GOP President Donald Trump is not very popular in Utah — a statistic that is amazing in and of itself.
But among two groups that have traditionally supported Republican presidents in the past — so-so Republicans and very active Mormons — Trump’s standing is also problematic, especially among women in both of those groups, an analysis by UtahPolicy.com of recent Y2 Analytics polling finds.
We’ve noted for years that Trump is not well-liked among women in Utah. The recent Y2 poll finds a 16 percentage-point difference between men and women in the president’s job approval across the state, among all voters.
Now, an analysis of Y2’s latest survey of “very active” LDS women finds about the same difference between “very active” LDS men — again, a 16 percentage-point difference, with the Mormon women disliking Trump more than Mormon men dislike him.
But diving deeper into the overall numbers finds some really bad numbers for the president:
Across the nation, active Mormons are some of the president’s most loyal supporters among the various religious groups.
But in Utah, Y2 finds that half of all “very active” LDS women disapprove of Trump. And a very high 41 percent “strongly” disapprove of the president.
Compare that with only 34 percent of “very active” LDS men disapproving of Trump, and only 27 percent “strongly” disapproving of the president.
Half of all active Mormon women approve of the president, but 65 percent of active LDS men approve of the job Trump is doing as president, Y2 finds — a much higher approval rating.
This is not good news for any Republican candidate this year who, in November’s general election, is tying himself or herself closely to Trump.
And it is one reason that Y2 finds Trump is only 3 percentage-points ahead of Democrat Joe Biden in Utah among all voters — a remarkable statistic.
“Strong” Republican women have a better view of Trump — which would make sense since the president’s approval ratings are highly partisan in Utah: Republicans like him, independents and Democrats don’t.
Utah historically is a safe haven for GOP candidates, especially on the federal and state level.
Out of four U.S. House seats, only one is held by a Democrat — Rep. Ben McAdams in the 4th District. Both U.S. senators and all statewide elected officials are Republicans, and the 104-member Utah Legislature is heavily Republican.
And among those who told Y2 they are “strong” Republicans, both men and women, by gender, Trump does just fine.
The “strong” GOP men give Trump an 89-10 percent approval rating, while “strong” GOP women give him a 94-5 percent approval rating.
All well and good. Both “strong” Republican men and women are standing by their party president.
But then look at those who told Y2 they are “not very strong” Republicans:
The men in that group give Trump a 64-26 percent approval rating.
However, the “not very strong” GOP women give Trump a 60-40 percent approval rating.
Forty percent of so-so GOP women DISAPPROVE of Trump in Utah, a 14 percentage-point disapproval difference than the same group of men.
Independent “leaning” Republican women approve of Trump, 52-47 percent. Certainly not a strong endorsement.

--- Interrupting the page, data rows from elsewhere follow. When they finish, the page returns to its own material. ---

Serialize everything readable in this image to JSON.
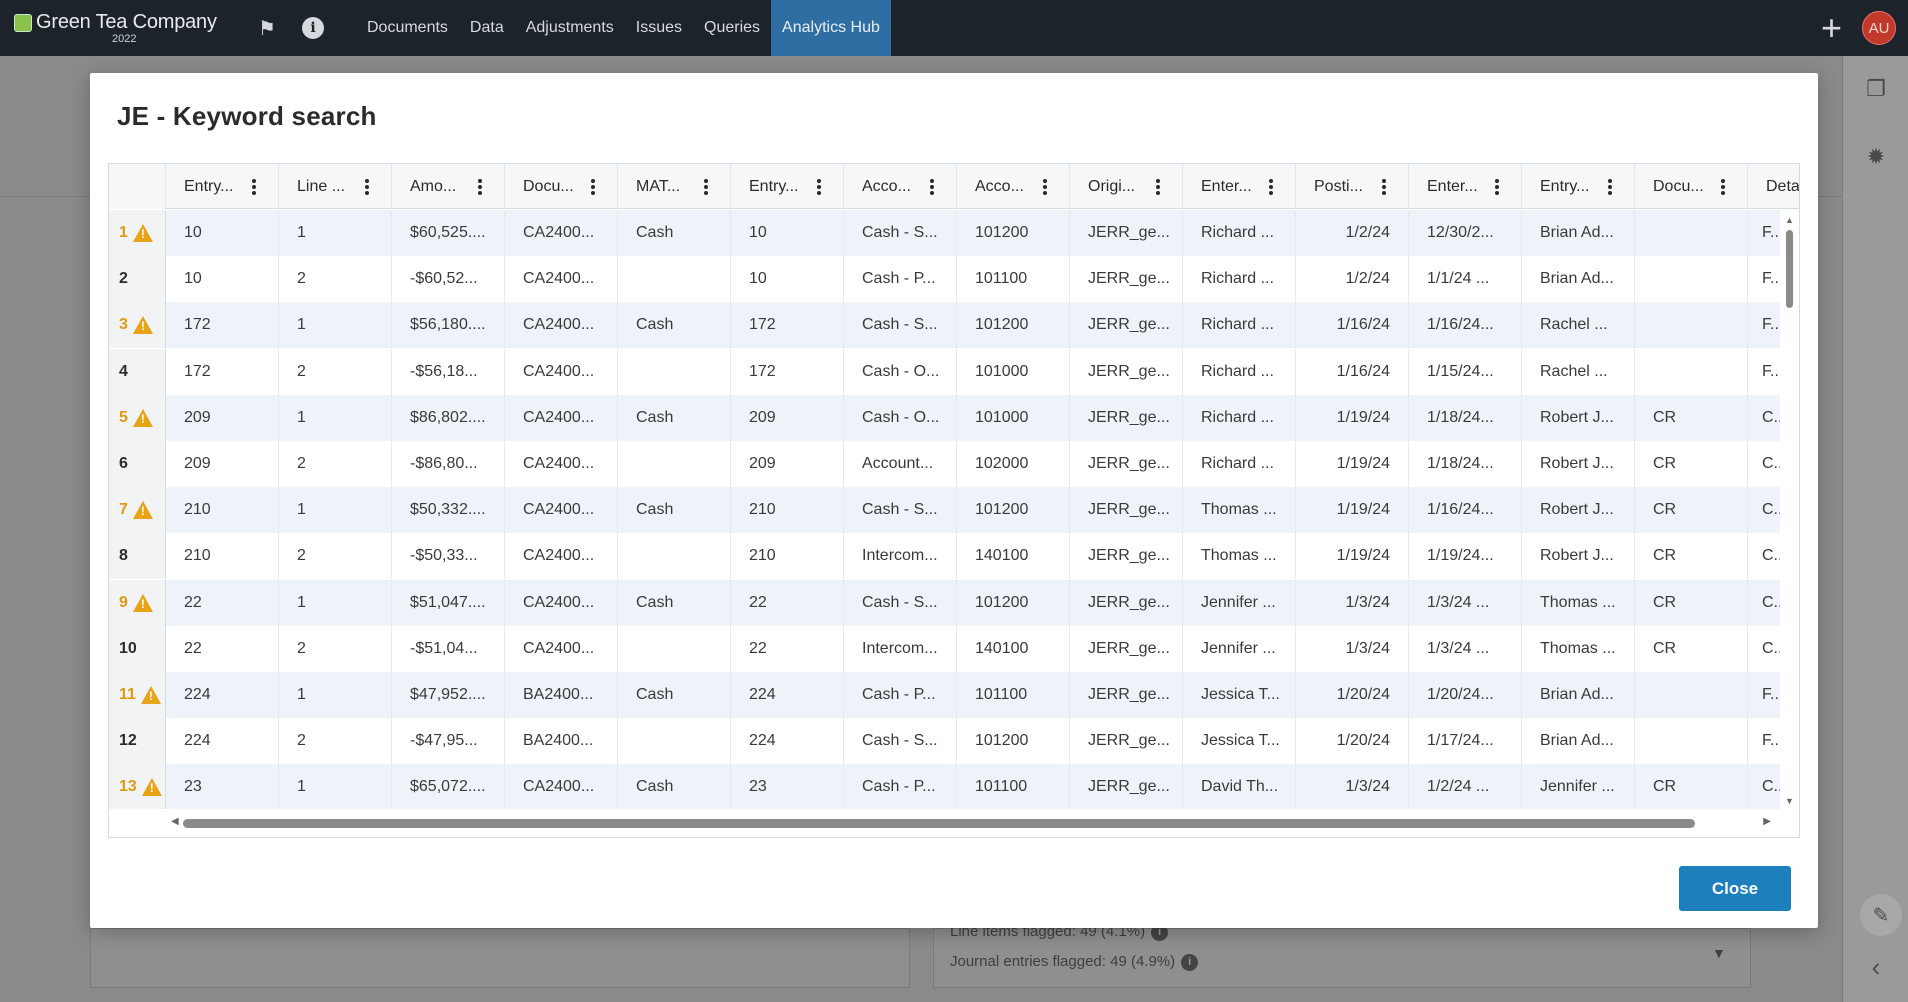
{
  "app": {
    "company": "Green Tea Company",
    "year": "2022",
    "nav": [
      "Documents",
      "Data",
      "Adjustments",
      "Issues",
      "Queries",
      "Analytics Hub"
    ],
    "active_nav": "Analytics Hub",
    "avatar_initials": "AU",
    "icons": {
      "flag": "flag-icon",
      "info": "info-icon",
      "plus": "plus-icon"
    }
  },
  "background": {
    "line_items_flagged": "Line items flagged: 49 (4.1%)",
    "journal_entries_flagged": "Journal entries flagged: 49 (4.9%)"
  },
  "modal": {
    "title": "JE - Keyword search",
    "close_label": "Close",
    "columns": [
      "Entry...",
      "Line ...",
      "Amo...",
      "Docu...",
      "MAT...",
      "Entry...",
      "Acco...",
      "Acco...",
      "Origi...",
      "Enter...",
      "Posti...",
      "Enter...",
      "Entry...",
      "Docu...",
      "Detai..."
    ],
    "rows": [
      {
        "n": "1",
        "flag": true,
        "cells": [
          "10",
          "1",
          "$60,525....",
          "CA2400...",
          "Cash",
          "10",
          "Cash - S...",
          "101200",
          "JERR_ge...",
          "Richard ...",
          "1/2/24",
          "12/30/2...",
          "Brian Ad...",
          "",
          "F..."
        ]
      },
      {
        "n": "2",
        "flag": false,
        "cells": [
          "10",
          "2",
          "-$60,52...",
          "CA2400...",
          "",
          "10",
          "Cash - P...",
          "101100",
          "JERR_ge...",
          "Richard ...",
          "1/2/24",
          "1/1/24 ...",
          "Brian Ad...",
          "",
          "F..."
        ]
      },
      {
        "n": "3",
        "flag": true,
        "cells": [
          "172",
          "1",
          "$56,180....",
          "CA2400...",
          "Cash",
          "172",
          "Cash - S...",
          "101200",
          "JERR_ge...",
          "Richard ...",
          "1/16/24",
          "1/16/24...",
          "Rachel ...",
          "",
          "F..."
        ]
      },
      {
        "n": "4",
        "flag": false,
        "cells": [
          "172",
          "2",
          "-$56,18...",
          "CA2400...",
          "",
          "172",
          "Cash - O...",
          "101000",
          "JERR_ge...",
          "Richard ...",
          "1/16/24",
          "1/15/24...",
          "Rachel ...",
          "",
          "F..."
        ]
      },
      {
        "n": "5",
        "flag": true,
        "cells": [
          "209",
          "1",
          "$86,802....",
          "CA2400...",
          "Cash",
          "209",
          "Cash - O...",
          "101000",
          "JERR_ge...",
          "Richard ...",
          "1/19/24",
          "1/18/24...",
          "Robert J...",
          "CR",
          "C..."
        ]
      },
      {
        "n": "6",
        "flag": false,
        "cells": [
          "209",
          "2",
          "-$86,80...",
          "CA2400...",
          "",
          "209",
          "Account...",
          "102000",
          "JERR_ge...",
          "Richard ...",
          "1/19/24",
          "1/18/24...",
          "Robert J...",
          "CR",
          "C..."
        ]
      },
      {
        "n": "7",
        "flag": true,
        "cells": [
          "210",
          "1",
          "$50,332....",
          "CA2400...",
          "Cash",
          "210",
          "Cash - S...",
          "101200",
          "JERR_ge...",
          "Thomas ...",
          "1/19/24",
          "1/16/24...",
          "Robert J...",
          "CR",
          "C..."
        ]
      },
      {
        "n": "8",
        "flag": false,
        "cells": [
          "210",
          "2",
          "-$50,33...",
          "CA2400...",
          "",
          "210",
          "Intercom...",
          "140100",
          "JERR_ge...",
          "Thomas ...",
          "1/19/24",
          "1/19/24...",
          "Robert J...",
          "CR",
          "C..."
        ]
      },
      {
        "n": "9",
        "flag": true,
        "cells": [
          "22",
          "1",
          "$51,047....",
          "CA2400...",
          "Cash",
          "22",
          "Cash - S...",
          "101200",
          "JERR_ge...",
          "Jennifer ...",
          "1/3/24",
          "1/3/24 ...",
          "Thomas ...",
          "CR",
          "C..."
        ]
      },
      {
        "n": "10",
        "flag": false,
        "cells": [
          "22",
          "2",
          "-$51,04...",
          "CA2400...",
          "",
          "22",
          "Intercom...",
          "140100",
          "JERR_ge...",
          "Jennifer ...",
          "1/3/24",
          "1/3/24 ...",
          "Thomas ...",
          "CR",
          "C..."
        ]
      },
      {
        "n": "11",
        "flag": true,
        "cells": [
          "224",
          "1",
          "$47,952....",
          "BA2400...",
          "Cash",
          "224",
          "Cash - P...",
          "101100",
          "JERR_ge...",
          "Jessica T...",
          "1/20/24",
          "1/20/24...",
          "Brian Ad...",
          "",
          "F..."
        ]
      },
      {
        "n": "12",
        "flag": false,
        "cells": [
          "224",
          "2",
          "-$47,95...",
          "BA2400...",
          "",
          "224",
          "Cash - S...",
          "101200",
          "JERR_ge...",
          "Jessica T...",
          "1/20/24",
          "1/17/24...",
          "Brian Ad...",
          "",
          "F..."
        ]
      },
      {
        "n": "13",
        "flag": true,
        "cells": [
          "23",
          "1",
          "$65,072....",
          "CA2400...",
          "Cash",
          "23",
          "Cash - P...",
          "101100",
          "JERR_ge...",
          "David Th...",
          "1/3/24",
          "1/2/24 ...",
          "Jennifer ...",
          "CR",
          "C..."
        ]
      }
    ]
  }
}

Independent women, independent “leaning” Democratic women, and Democratic women (“strong” and “not so strong”) really, really dislike Trump.
So, if you are a GOP legislative candidate — incumbent or not — in a swing district, say in West Valley City — you don’t want to be saddling up to the president.
That is really going to cost you voters, especially among so-so GOP women, even very active female Mormons — two groups that under normal election circumstances you likely would have on your side.
If you need female independent and even a few Democratic women votes — for get it. You stand with Trump and you are in real trouble among your electorate.
In McAdams’ 4th District, the ultimate GOP candidate — to be decided among four Republican candidates in the June 30 primary — had better beware of female voters, too — even if they are registered Republicans and faithful Mormons.
You can’t take these women for granted.
Across the state, 50 percent of faithful Mormon women don’t like Trump, and 40 percent of so-so GOP women don’t like him either — the UtahPolicy.com analysis shows.
It is also tradition that when the president comes to Salt Lake City, he meets with the three-member LDS Church First Presidency; they hold a joint photo-op and say nice things about each other.
If that happens before November, half of all the faithful Utah women Mormons watching that event on TV will disapprove of the man standing with her church leaders — quit an interesting phenomena.
And if Trump comes to Utah before November to campaign — but skips the First Presidency meeting — the 4th District GOP nominee may want to call in sick for Trump’s rally, or run the risk of losing any number of female ballots — even if the women are good Mormons and normally-good-GOP voters.